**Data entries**
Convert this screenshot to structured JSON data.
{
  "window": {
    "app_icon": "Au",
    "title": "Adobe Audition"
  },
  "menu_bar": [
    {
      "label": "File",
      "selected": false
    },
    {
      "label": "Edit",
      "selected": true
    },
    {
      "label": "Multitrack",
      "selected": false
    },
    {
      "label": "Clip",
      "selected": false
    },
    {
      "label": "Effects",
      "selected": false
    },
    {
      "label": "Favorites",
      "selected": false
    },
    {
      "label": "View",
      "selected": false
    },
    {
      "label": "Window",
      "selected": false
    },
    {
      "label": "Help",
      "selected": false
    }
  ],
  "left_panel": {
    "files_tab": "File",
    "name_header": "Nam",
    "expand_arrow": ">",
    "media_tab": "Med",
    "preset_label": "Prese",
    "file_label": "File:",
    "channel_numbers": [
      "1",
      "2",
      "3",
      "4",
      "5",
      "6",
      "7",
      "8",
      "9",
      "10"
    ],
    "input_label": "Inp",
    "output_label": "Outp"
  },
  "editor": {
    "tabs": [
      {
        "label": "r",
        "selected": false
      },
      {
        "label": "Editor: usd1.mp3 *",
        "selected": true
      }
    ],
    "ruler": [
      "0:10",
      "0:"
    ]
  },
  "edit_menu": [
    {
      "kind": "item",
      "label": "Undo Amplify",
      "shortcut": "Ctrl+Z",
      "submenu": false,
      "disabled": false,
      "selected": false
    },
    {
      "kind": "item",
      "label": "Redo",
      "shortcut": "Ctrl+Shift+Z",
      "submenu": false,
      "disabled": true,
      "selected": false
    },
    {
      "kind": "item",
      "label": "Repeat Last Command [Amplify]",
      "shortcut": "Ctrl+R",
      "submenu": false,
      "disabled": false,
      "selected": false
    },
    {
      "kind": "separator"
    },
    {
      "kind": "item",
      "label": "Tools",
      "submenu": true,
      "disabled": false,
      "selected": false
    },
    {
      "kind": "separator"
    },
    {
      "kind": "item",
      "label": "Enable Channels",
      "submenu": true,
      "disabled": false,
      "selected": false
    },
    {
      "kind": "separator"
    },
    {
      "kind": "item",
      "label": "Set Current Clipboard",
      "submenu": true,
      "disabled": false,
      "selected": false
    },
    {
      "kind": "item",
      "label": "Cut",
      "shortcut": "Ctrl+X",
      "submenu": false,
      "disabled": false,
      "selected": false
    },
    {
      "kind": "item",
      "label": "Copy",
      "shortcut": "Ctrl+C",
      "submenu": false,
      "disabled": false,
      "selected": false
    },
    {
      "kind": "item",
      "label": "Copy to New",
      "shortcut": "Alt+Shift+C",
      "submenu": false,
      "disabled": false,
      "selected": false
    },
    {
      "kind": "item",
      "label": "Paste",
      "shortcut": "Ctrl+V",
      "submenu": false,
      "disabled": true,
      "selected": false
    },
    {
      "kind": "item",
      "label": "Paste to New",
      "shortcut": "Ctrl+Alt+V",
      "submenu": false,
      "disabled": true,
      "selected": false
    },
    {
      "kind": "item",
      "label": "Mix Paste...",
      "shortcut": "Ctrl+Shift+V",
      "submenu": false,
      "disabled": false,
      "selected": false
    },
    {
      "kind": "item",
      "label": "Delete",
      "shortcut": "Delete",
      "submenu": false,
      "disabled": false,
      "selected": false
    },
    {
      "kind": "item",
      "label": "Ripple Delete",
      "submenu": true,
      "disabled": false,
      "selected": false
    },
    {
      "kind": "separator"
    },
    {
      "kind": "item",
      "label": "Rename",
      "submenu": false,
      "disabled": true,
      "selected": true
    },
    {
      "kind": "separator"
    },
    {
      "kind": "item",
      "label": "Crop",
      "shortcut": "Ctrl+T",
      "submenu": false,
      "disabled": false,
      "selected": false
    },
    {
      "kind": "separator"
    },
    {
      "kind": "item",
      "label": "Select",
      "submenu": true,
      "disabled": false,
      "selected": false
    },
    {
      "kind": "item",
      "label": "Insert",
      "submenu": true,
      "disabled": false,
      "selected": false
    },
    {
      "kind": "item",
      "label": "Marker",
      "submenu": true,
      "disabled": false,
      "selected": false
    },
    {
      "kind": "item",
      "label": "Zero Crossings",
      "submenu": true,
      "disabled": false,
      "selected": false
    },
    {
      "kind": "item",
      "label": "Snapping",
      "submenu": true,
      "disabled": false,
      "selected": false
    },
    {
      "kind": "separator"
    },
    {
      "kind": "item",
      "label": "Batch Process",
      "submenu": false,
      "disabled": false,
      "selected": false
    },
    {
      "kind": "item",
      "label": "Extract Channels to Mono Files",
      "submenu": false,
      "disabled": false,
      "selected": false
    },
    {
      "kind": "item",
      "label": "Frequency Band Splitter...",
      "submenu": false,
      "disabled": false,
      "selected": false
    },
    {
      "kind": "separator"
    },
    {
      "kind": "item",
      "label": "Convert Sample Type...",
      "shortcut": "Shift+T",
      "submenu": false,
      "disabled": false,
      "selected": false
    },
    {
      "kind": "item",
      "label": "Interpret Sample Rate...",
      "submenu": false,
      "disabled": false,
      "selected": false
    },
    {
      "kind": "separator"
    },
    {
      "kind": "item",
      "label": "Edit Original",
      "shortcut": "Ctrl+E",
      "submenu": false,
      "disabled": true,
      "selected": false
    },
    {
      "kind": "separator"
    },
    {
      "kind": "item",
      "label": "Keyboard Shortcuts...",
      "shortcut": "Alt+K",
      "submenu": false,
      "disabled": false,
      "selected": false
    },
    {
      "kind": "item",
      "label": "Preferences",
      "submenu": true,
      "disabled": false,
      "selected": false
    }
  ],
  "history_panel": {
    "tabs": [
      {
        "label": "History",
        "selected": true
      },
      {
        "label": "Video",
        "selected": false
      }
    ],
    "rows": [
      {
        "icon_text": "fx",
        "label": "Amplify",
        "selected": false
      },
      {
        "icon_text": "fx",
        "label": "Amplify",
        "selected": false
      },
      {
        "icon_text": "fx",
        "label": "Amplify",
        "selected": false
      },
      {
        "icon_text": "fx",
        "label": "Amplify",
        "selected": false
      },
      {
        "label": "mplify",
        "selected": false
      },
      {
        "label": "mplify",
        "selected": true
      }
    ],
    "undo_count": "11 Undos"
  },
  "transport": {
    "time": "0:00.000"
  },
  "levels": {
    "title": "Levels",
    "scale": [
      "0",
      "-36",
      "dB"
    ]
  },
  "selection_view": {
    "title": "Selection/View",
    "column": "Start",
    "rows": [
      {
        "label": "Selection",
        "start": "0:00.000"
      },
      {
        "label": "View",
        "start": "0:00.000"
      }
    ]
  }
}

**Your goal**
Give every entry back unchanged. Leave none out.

**Answer to this task**
Convert this screenshot to structured JSON data.
{
  "window": {
    "app_icon": "Au",
    "title": "Adobe Audition"
  },
  "menu_bar": [
    {
      "label": "File",
      "selected": false
    },
    {
      "label": "Edit",
      "selected": true
    },
    {
      "label": "Multitrack",
      "selected": false
    },
    {
      "label": "Clip",
      "selected": false
    },
    {
      "label": "Effects",
      "selected": false
    },
    {
      "label": "Favorites",
      "selected": false
    },
    {
      "label": "View",
      "selected": false
    },
    {
      "label": "Window",
      "selected": false
    },
    {
      "label": "Help",
      "selected": false
    }
  ],
  "left_panel": {
    "files_tab": "File",
    "name_header": "Nam",
    "expand_arrow": ">",
    "media_tab": "Med",
    "preset_label": "Prese",
    "file_label": "File:",
    "channel_numbers": [
      "1",
      "2",
      "3",
      "4",
      "5",
      "6",
      "7",
      "8",
      "9",
      "10"
    ],
    "input_label": "Inp",
    "output_label": "Outp"
  },
  "editor": {
    "tabs": [
      {
        "label": "r",
        "selected": false
      },
      {
        "label": "Editor: usd1.mp3 *",
        "selected": true
      }
    ],
    "ruler": [
      "0:10",
      "0:"
    ]
  },
  "edit_menu": [
    {
      "kind": "item",
      "label": "Undo Amplify",
      "shortcut": "Ctrl+Z",
      "submenu": false,
      "disabled": false,
      "selected": false
    },
    {
      "kind": "item",
      "label": "Redo",
      "shortcut": "Ctrl+Shift+Z",
      "submenu": false,
      "disabled": true,
      "selected": false
    },
    {
      "kind": "item",
      "label": "Repeat Last Command [Amplify]",
      "shortcut": "Ctrl+R",
      "submenu": false,
      "disabled": false,
      "selected": false
    },
    {
      "kind": "separator"
    },
    {
      "kind": "item",
      "label": "Tools",
      "submenu": true,
      "disabled": false,
      "selected": false
    },
    {
      "kind": "separator"
    },
    {
      "kind": "item",
      "label": "Enable Channels",
      "submenu": true,
      "disabled": false,
      "selected": false
    },
    {
      "kind": "separator"
    },
    {
      "kind": "item",
      "label": "Set Current Clipboard",
      "submenu": true,
      "disabled": false,
      "selected": false
    },
    {
      "kind": "item",
      "label": "Cut",
      "shortcut": "Ctrl+X",
      "submenu": false,
      "disabled": false,
      "selected": false
    },
    {
      "kind": "item",
      "label": "Copy",
      "shortcut": "Ctrl+C",
      "submenu": false,
      "disabled": false,
      "selected": false
    },
    {
      "kind": "item",
      "label": "Copy to New",
      "shortcut": "Alt+Shift+C",
      "submenu": false,
      "disabled": false,
      "selected": false
    },
    {
      "kind": "item",
      "label": "Paste",
      "shortcut": "Ctrl+V",
      "submenu": false,
      "disabled": true,
      "selected": false
    },
    {
      "kind": "item",
      "label": "Paste to New",
      "shortcut": "Ctrl+Alt+V",
      "submenu": false,
      "disabled": true,
      "selected": false
    },
    {
      "kind": "item",
      "label": "Mix Paste...",
      "shortcut": "Ctrl+Shift+V",
      "submenu": false,
      "disabled": false,
      "selected": false
    },
    {
      "kind": "item",
      "label": "Delete",
      "shortcut": "Delete",
      "submenu": false,
      "disabled": false,
      "selected": false
    },
    {
      "kind": "item",
      "label": "Ripple Delete",
      "submenu": true,
      "disabled": false,
      "selected": false
    },
    {
      "kind": "separator"
    },
    {
      "kind": "item",
      "label": "Rename",
      "submenu": false,
      "disabled": true,
      "selected": true
    },
    {
      "kind": "separator"
    },
    {
      "kind": "item",
      "label": "Crop",
      "shortcut": "Ctrl+T",
      "submenu": false,
      "disabled": false,
      "selected": false
    },
    {
      "kind": "separator"
    },
    {
      "kind": "item",
      "label": "Select",
      "submenu": true,
      "disabled": false,
      "selected": false
    },
    {
      "kind": "item",
      "label": "Insert",
      "submenu": true,
      "disabled": false,
      "selected": false
    },
    {
      "kind": "item",
      "label": "Marker",
      "submenu": true,
      "disabled": false,
      "selected": false
    },
    {
      "kind": "item",
      "label": "Zero Crossings",
      "submenu": true,
      "disabled": false,
      "selected": false
    },
    {
      "kind": "item",
      "label": "Snapping",
      "submenu": true,
      "disabled": false,
      "selected": false
    },
    {
      "kind": "separator"
    },
    {
      "kind": "item",
      "label": "Batch Process",
      "submenu": false,
      "disabled": false,
      "selected": false
    },
    {
      "kind": "item",
      "label": "Extract Channels to Mono Files",
      "submenu": false,
      "disabled": false,
      "selected": false
    },
    {
      "kind": "item",
      "label": "Frequency Band Splitter...",
      "submenu": false,
      "disabled": false,
      "selected": false
    },
    {
      "kind": "separator"
    },
    {
      "kind": "item",
      "label": "Convert Sample Type...",
      "shortcut": "Shift+T",
      "submenu": false,
      "disabled": false,
      "selected": false
    },
    {
      "kind": "item",
      "label": "Interpret Sample Rate...",
      "submenu": false,
      "disabled": false,
      "selected": false
    },
    {
      "kind": "separator"
    },
    {
      "kind": "item",
      "label": "Edit Original",
      "shortcut": "Ctrl+E",
      "submenu": false,
      "disabled": true,
      "selected": false
    },
    {
      "kind": "separator"
    },
    {
      "kind": "item",
      "label": "Keyboard Shortcuts...",
      "shortcut": "Alt+K",
      "submenu": false,
      "disabled": false,
      "selected": false
    },
    {
      "kind": "item",
      "label": "Preferences",
      "submenu": true,
      "disabled": false,
      "selected": false
    }
  ],
  "history_panel": {
    "tabs": [
      {
        "label": "History",
        "selected": true
      },
      {
        "label": "Video",
        "selected": false
      }
    ],
    "rows": [
      {
        "icon_text": "fx",
        "label": "Amplify",
        "selected": false
      },
      {
        "icon_text": "fx",
        "label": "Amplify",
        "selected": false
      },
      {
        "icon_text": "fx",
        "label": "Amplify",
        "selected": false
      },
      {
        "icon_text": "fx",
        "label": "Amplify",
        "selected": false
      },
      {
        "label": "mplify",
        "selected": false
      },
      {
        "label": "mplify",
        "selected": true
      }
    ],
    "undo_count": "11 Undos"
  },
  "transport": {
    "time": "0:00.000"
  },
  "levels": {
    "title": "Levels",
    "scale": [
      "0",
      "-36",
      "dB"
    ]
  },
  "selection_view": {
    "title": "Selection/View",
    "column": "Start",
    "rows": [
      {
        "label": "Selection",
        "start": "0:00.000"
      },
      {
        "label": "View",
        "start": "0:00.000"
      }
    ]
  }
}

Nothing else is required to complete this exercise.